The purpose of the film is not to solve the mystery of where Chan went and what he was doing, but instead the film serves as a vehicle to express Wang’s thoughts and opinions on being Chinese American. Although Steve says to Jo, “Fuck the identity shit. That was 10 years ago,” I believe that even in 2007, Asian Americans constantly deal with the crisis of creating and accepting their designated identity (Chan is Missing). Are Asian Americans just like apple pies made from Sun Wah Kuu bakery? Are we American by nature with a surprising Asian twist? Is this the same as chow mein sandwiches? I wonder how individuals can ascertain the best way to assimilate into white American culture without losing their own thousands of years of history and heritage. I don’t think it is easy as pie.
Sunday, February 3, 2008
Chan is Missing Response
“I guess I’m not Chinese enough.
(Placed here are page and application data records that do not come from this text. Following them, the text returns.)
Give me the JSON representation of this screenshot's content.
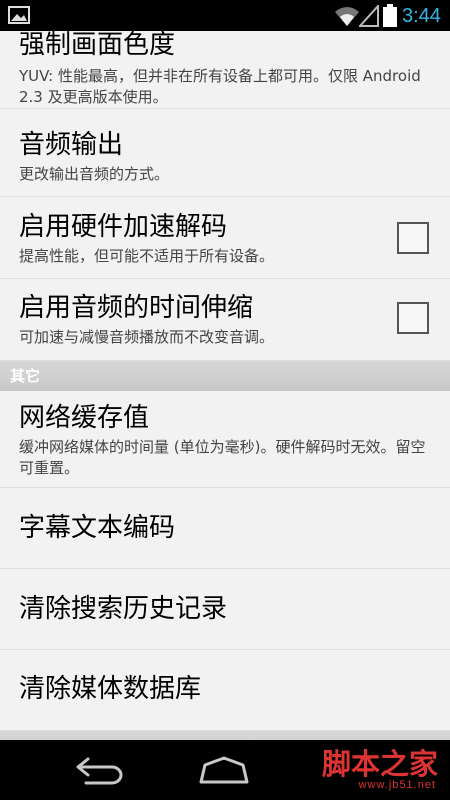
{
  "status_bar": {
    "time": "3:44",
    "icons": [
      "gallery-icon",
      "wifi-icon",
      "signal-icon",
      "battery-icon"
    ]
  },
  "preferences": {
    "force_chroma": {
      "title": "强制画面色度",
      "summary": "YUV: 性能最高，但并非在所有设备上都可用。仅限 Android 2.3 及更高版本使用。"
    },
    "audio_output": {
      "title": "音频输出",
      "summary": "更改输出音频的方式。"
    },
    "hardware_decoding": {
      "title": "启用硬件加速解码",
      "summary": "提高性能，但可能不适用于所有设备。",
      "checked": false
    },
    "time_stretch": {
      "title": "启用音频的时间伸缩",
      "summary": "可加速与减慢音频播放而不改变音调。",
      "checked": false
    }
  },
  "section_other": {
    "title": "其它",
    "network_cache": {
      "title": "网络缓存值",
      "summary": "缓冲网络媒体的时间量 (单位为毫秒)。硬件解码时无效。留空可重置。"
    },
    "subtitle_encoding": {
      "title": "字幕文本编码"
    },
    "clear_search": {
      "title": "清除搜索历史记录"
    },
    "clear_media_db": {
      "title": "清除媒体数据库"
    }
  },
  "nav_bar": {
    "icons": [
      "back-icon",
      "home-icon"
    ]
  },
  "watermark": {
    "main": "脚本之家",
    "url": "www.jb51.net"
  },
  "colors": {
    "clock_blue": "#33b5e5",
    "background": "#f2f2f2",
    "section_gray": "#cccccc",
    "watermark_red": "#dd3333"
  }
}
I can’t accept a mystery without a solution,” comments Jo at the end of the film Chan is Missing (Chan is Missing). Perhaps I am not Chinese enough either, because as the film concluded I found myself extremely frustrated over the fact that 90 minutes later, I still did not know what really happened to Chan. Could it be that Wang purposely does not solve the mystery of the film? Peter Feng writes in “Being Chinese American, Becoming Asian American: Chan is Missing” that “Jo is willing to wait and see what happens next, what kind of film this is ‘becoming’” (Feng 193). By not tying up all the loose ends of the film or neatly concluding Jo’s mystery, Wang suggests to the audience that the Asian American identity is one that is constantly morphing, changing, “becoming.” It cannot be simply created and established, just like Chan cannot easily be located. Both Chan and the Asian American identity are elusive entities, and similar to the complicated and confusing secrets Chan kept from Jo and Steve, establishing what it means to be “Asian American” is surprisingly problematic and convoluted.